  4. Don’t bother to tell your donor how their giving made a difference.

    They already know it made a difference. No need to waste time and space going over all of that.

  5. If you see your donor at an event, don’t mention which specific program they gave to.

    This is a good one. Because they know you are very busy, and you can’t remember everything. So, it will be no problem. Just nod knowingly when you meet them and say thank you. That’s all that is needed. Nothing more.

  6. If your donor put your organization in their will, then the deal is done.

    You can forget about it. It’s on paper. It’s signed. There’s nothing more to do. No need to regularly update the donor on what their planned gift will do. Now all you do is wait. No more expense related to this one.

  7. Think of your donor as a prospect.

    It doesn’t matter that they gave last month or two months ago. They’re a prospect for your next ask, your next push. When they give, they’re a donor, until the millisecond after they gave. Now, they are a prospect for the next round. This is the best way to think about donors, as the economic units that they are.

  8. If your donor has a complaint or concern, just ignore it.

    They’ll get over it. And if they don’t, they will need to just trust you and the organization.
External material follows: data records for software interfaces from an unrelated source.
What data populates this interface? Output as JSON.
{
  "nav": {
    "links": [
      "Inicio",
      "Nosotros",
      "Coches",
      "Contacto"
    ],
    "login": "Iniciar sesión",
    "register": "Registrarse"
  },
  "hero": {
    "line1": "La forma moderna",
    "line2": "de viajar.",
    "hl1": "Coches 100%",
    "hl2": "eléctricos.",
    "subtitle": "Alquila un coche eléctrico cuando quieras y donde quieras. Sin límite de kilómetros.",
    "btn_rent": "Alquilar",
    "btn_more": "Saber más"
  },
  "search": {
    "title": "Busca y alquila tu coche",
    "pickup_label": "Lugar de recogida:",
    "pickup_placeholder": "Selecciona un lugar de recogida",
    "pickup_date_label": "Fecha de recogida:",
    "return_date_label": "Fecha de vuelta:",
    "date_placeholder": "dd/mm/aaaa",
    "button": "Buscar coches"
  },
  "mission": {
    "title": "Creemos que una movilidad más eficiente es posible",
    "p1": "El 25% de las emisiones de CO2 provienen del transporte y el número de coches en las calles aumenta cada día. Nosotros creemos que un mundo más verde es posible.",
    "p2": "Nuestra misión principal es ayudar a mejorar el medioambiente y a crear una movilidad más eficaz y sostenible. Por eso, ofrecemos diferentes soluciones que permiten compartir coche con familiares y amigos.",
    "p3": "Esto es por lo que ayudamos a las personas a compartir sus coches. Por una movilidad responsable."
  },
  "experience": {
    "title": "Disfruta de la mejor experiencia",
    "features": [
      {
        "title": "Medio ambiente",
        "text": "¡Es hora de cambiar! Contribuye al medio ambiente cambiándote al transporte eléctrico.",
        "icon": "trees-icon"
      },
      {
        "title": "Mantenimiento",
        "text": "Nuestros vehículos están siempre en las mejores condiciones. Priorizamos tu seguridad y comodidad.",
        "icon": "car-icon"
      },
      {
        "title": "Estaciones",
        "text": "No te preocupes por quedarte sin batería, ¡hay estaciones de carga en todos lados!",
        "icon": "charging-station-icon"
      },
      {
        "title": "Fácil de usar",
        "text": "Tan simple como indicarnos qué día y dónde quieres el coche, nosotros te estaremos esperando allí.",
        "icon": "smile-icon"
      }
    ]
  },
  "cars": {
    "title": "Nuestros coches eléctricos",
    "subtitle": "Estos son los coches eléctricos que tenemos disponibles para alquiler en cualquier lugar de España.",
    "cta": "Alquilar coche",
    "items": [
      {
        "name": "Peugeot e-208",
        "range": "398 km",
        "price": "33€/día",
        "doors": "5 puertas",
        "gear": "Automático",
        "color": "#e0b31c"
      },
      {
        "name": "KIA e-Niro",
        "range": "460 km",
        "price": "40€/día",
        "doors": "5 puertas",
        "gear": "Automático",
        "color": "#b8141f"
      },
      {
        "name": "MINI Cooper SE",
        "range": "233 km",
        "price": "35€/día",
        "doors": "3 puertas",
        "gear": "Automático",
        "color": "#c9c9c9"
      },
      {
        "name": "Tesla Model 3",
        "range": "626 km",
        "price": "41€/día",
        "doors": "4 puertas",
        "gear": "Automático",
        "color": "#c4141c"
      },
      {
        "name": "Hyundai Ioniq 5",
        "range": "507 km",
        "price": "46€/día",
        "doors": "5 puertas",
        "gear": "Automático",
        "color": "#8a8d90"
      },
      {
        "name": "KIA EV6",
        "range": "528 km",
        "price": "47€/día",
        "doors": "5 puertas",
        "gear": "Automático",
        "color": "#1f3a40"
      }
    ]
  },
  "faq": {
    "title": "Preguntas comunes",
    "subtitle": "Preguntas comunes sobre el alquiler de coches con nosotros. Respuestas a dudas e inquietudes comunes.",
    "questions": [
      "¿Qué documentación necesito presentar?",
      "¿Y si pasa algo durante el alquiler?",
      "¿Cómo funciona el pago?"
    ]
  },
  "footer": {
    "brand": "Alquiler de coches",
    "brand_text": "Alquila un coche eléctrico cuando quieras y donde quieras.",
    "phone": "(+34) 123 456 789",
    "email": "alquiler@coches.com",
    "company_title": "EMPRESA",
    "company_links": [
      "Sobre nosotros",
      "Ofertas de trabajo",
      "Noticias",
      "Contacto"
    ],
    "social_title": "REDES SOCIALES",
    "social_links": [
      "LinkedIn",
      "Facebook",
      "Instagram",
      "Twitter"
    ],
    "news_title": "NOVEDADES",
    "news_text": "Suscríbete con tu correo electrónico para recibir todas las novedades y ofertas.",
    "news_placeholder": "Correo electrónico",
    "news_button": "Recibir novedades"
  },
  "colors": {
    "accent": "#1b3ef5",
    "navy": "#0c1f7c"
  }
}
No need to spend time explaining things or listening to a different point of view. Tell them you have a board of directors that is watching out for the very thing they are concerned about, which is why they need not be concerned.

These are just a few of the ways to effectively lose your donor. There are many more. But you get the point. Everything I have written above is dripping with sarcasm. And you might be saying it is just not necessary to communicate this way or that this really does not happen as I have portrayed it. But the truth is that Jeff and I, and our team of frontline coaches, experience this kind of thinking and treatment of donors every day. It’s sad. Really sad.

This reflects transactional fundraising at its core, where people in non-profits view their donors as sources of cash and treat them in the most insensitive way, not realizing that that very treatment is costing them a boatload of money.

Of course, you don’t want to lose your mid, major, or planned gift donor! So, commit to serving your donor:

  1. Love, care for, and respect your donor.
  2. Treat them as you would want to be treated.
  3. Know your donor and use that knowledge to fulfill their passions and interests.
  4. Tell your donor, often, how their giving is making a difference.
  5. Listen to your donor – they have wisdom to share, even if you don’t always agree with their critique.

Always remember that it’s not a coincidence that your donor chose your organization to give to – there’s something bigger going on here. Treat this as a sacred duty you have to your donors.